Although replacing each in with the quadratic bound in provides major improvements in computational tractability, this operation partially breaks the fundamental equality supporting the variational argument. In fact, substituting with in equation , we obtain only the lower bound relationship , which makes it less straightforward to understand how the maximization of formally relates to a minimization of . Indeed, [?], classifies the variational Bayes in [?] as a local method which does not attempt an approximation to the full posterior over all variables, but relies on further local bounds over subsets of parameters, whose optimization does not match exactly the global evidence lower bound. For a similar reason, [?] place the routine in [?] among the variational methods beyond conjugacy. In these settings the evidence lower bound is typically intractable and coordinate ascent variational inference [?] is not straightforward.
Leveraging the probabilistic interpretation of , formalized in Theorem ?, Corollary ? proves that the variational Bayes in [?] is indeed a global methodology based on conjugacy results.
The proof is a direct consequence of Corollary ?. In particular, based on the above discussion, replacing with in , provides the lower bound
Based on the results in Corollary ? of Theorem ?, every lower bound term in the above equation can be replaced with . Moreover, note that the first summand in the above equation does not depend on , thus allowing us to replace the first integral with . Making these substitutions in the above equation, and using the linearity property of integrals, we obtain

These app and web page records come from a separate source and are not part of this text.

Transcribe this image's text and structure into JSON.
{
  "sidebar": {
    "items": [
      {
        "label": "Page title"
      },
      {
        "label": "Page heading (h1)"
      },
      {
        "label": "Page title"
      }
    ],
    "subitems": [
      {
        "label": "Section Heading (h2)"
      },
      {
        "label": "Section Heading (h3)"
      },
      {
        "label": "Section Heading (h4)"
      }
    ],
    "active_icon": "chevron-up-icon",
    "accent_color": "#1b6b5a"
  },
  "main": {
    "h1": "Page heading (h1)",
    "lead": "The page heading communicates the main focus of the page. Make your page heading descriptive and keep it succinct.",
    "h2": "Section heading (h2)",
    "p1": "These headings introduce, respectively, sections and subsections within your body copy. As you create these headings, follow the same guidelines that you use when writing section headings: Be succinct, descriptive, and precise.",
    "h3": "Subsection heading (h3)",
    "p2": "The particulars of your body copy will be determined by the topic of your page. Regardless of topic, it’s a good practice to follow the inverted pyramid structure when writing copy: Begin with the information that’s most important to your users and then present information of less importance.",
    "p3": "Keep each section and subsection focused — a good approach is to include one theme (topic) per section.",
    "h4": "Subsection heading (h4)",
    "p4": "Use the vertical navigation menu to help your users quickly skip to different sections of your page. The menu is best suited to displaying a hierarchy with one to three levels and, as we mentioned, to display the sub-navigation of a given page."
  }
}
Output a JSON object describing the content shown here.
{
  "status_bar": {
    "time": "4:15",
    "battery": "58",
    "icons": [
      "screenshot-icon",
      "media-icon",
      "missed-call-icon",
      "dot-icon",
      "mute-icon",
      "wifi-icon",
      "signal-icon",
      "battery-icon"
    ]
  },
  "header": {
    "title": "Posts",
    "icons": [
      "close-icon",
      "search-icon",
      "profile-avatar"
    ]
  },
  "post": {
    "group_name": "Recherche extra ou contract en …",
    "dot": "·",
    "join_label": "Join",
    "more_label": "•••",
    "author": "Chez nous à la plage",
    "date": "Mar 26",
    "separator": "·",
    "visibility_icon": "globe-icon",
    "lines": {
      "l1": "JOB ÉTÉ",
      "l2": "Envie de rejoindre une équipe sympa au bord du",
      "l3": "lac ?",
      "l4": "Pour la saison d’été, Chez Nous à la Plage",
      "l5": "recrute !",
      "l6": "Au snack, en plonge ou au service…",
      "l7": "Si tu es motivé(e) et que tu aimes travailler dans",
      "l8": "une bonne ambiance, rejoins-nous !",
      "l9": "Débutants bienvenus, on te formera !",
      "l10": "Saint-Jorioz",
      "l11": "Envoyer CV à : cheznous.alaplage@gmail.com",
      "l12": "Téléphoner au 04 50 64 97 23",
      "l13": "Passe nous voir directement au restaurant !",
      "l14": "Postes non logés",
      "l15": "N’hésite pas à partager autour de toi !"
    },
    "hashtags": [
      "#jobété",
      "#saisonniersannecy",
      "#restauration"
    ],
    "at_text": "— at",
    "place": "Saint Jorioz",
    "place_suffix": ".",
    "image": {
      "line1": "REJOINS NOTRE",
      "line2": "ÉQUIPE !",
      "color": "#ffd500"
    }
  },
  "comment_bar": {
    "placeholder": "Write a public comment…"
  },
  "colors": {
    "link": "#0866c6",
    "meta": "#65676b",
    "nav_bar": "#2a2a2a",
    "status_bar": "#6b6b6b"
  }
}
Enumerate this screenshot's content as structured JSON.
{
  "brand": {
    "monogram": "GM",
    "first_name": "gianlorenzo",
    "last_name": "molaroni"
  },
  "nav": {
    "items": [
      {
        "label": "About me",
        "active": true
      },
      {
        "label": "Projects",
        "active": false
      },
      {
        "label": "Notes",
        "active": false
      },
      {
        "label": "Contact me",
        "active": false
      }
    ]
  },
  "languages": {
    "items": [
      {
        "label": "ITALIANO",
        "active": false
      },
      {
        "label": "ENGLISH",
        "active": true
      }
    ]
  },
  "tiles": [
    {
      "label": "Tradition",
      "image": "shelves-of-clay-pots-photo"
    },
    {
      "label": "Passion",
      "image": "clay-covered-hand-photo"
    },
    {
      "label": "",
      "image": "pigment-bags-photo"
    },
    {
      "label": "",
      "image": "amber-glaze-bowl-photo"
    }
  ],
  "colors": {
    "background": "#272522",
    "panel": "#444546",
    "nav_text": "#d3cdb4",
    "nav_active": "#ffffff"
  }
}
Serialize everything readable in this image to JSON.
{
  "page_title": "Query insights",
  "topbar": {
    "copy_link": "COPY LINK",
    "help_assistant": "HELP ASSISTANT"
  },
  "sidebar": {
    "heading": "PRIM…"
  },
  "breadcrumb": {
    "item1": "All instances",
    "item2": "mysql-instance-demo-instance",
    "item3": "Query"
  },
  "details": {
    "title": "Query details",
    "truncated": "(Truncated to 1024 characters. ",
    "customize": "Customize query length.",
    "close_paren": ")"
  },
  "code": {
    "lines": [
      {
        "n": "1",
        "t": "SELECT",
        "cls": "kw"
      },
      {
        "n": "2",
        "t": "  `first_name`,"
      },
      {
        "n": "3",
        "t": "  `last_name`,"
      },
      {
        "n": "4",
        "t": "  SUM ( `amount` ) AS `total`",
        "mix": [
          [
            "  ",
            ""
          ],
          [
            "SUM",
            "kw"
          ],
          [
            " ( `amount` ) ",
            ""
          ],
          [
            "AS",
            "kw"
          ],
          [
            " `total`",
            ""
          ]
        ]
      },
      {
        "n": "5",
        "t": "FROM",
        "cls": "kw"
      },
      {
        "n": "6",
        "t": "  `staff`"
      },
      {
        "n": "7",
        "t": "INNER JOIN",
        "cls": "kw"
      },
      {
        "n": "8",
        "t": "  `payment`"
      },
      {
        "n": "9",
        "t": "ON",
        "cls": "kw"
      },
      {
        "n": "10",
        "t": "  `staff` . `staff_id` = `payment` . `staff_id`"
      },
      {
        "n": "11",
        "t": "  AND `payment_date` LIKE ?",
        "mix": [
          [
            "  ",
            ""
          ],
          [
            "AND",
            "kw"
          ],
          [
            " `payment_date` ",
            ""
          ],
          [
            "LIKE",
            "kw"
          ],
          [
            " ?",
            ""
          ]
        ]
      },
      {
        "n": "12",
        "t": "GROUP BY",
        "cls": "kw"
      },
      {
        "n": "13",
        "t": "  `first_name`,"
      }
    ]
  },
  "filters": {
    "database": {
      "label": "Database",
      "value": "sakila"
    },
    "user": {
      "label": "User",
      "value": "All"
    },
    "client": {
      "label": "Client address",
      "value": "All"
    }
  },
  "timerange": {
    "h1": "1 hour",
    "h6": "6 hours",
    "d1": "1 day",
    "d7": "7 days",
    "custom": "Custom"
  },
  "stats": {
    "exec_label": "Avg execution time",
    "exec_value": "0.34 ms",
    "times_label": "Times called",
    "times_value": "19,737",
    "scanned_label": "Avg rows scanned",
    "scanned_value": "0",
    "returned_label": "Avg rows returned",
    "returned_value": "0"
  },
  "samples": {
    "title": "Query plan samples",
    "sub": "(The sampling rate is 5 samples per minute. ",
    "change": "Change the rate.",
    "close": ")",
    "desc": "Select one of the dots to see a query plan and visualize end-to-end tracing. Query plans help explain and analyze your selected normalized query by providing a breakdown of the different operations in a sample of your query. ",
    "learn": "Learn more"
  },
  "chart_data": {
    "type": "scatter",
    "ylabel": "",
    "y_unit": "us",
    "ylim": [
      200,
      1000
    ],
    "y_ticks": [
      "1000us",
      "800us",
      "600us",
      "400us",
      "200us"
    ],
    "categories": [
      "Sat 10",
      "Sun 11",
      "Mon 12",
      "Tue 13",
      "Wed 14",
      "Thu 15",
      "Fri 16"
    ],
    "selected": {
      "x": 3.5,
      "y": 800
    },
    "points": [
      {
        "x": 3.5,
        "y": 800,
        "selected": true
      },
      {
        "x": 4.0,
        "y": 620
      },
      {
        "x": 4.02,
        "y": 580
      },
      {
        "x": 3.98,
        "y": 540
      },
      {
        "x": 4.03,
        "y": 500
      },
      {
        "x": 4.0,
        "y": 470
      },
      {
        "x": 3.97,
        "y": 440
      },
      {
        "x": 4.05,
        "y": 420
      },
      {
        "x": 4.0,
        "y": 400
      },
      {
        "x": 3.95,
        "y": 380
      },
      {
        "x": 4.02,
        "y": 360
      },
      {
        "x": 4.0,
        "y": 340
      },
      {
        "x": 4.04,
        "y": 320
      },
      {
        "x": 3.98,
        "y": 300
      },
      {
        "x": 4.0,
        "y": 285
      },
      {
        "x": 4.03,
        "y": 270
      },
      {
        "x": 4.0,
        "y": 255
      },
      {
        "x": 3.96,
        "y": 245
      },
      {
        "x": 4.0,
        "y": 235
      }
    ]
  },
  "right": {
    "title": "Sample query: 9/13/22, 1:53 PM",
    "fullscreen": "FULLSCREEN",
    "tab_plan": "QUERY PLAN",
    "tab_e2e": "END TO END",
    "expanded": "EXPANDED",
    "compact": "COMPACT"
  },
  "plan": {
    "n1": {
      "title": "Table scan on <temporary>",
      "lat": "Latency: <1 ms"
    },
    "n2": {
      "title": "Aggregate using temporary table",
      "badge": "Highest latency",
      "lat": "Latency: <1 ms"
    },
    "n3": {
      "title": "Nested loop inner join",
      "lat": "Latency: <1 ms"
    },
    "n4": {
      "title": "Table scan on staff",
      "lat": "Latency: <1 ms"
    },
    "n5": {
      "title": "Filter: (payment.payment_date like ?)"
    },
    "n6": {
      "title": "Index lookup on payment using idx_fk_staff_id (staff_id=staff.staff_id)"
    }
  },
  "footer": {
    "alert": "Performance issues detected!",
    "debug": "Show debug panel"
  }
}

thus proving Corollary ?. Note that and .
Corollary ? provides a formal justification for the variational Bayes in [?], under a global mean-field perspective. Indeed, completing the original inequality underlying [?], in the light of the results in Corollary ?, we have that . Hence, the maximization of coincides with minimizing the Kullback–Liebler divergence between the posterior distribution of the random quantities and its mean-field approximation . Hence, although apparently local, the routine in [?] falls indeed within the general mean-field variational framework, thus motivating new coordinate ascent variational inference routines for Bayesian logistic regression, derived in Algorithm ?. Refer to [?] and [?] for details about coordinate ascent variational inference.
According to Algorithm ?, all the steps are based on conjugacy results, while providing the same solutions to those obtained by [?] under a different perspective. Hence, as previously discussed, this strategy falls within the general mean-field variational framework with conjugacy, thus allowing several recent computational advances in this field [?] to be easily adapted to the routine in [?] under our probabilistic interpretation.